Carrot and stick is an approach to motivation which is widely used by the managers. Carrot stands for rewards while stick stands for penalties. In short, carrots for good performance and sticks for unacceptable performance. It is based on the belief that people are motivated by hope and fear — hope of getting rewards and fear of being denied rewards. If people fail to respond to carrots in a desired manner, sticks can be administered to do the trick.
From Wikipedia, the free encyclopedia
Jump to: navigation, search
Carrot and stick (also "carrot or stick") is an idiom that refers to a policy of offering a combination of rewards and punishment to induce behavior. Some claim that this usage of phrase is erroneous, and that in fact comes from the figure of a carrot on a stick. In this case, the driver would tie a carrot on a string to a long stick and dangle it in front of the donkey, just out of its reach. As the donkey moved forward to get the carrot, it pulled the cart and the driver so that the carrot would always remain out of reach.
The earliest citation of this expression recorded by the Supplement to the Oxford English Dictionary is to The Economist magazine in the December 11, 1948, issue.
Function: adjective 1. full of thorns 2.full of difficulties or controversial points.
adjective: bristling with perplexities ("The thorny question of states' rights")
adjective: having or covered with protective barbs or quills or spines or thorns or setae etc.
"The carrot was accompanied by a very thorny cudgel."
- O incentivo foi/era acompanhado por um bastão bem espinhoso (ou quem sabe, com um prego na ponta...o que
pode ser também uma ameaça de penalidade bem severa)
- O incentivo foi/era acompanhado por um bordão (borduna/bastão/tacape) com pontas/pregos/espinhos na ponta. (podendo
também não ser literal, mas figurativamente)

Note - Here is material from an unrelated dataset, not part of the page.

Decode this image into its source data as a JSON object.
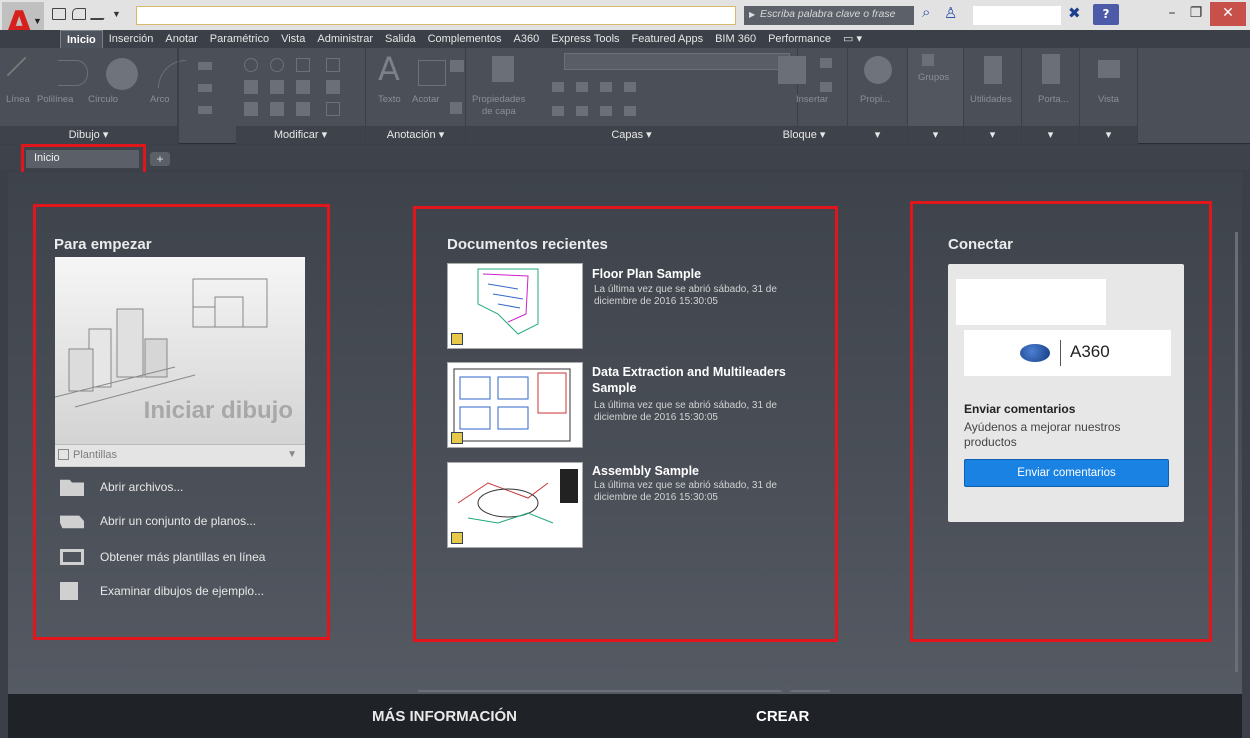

The changing of "stick" into "cudgel" may emphasize the bluntness of the arm or (if taken figuratively) the threath in case
one don´t do what is told to do.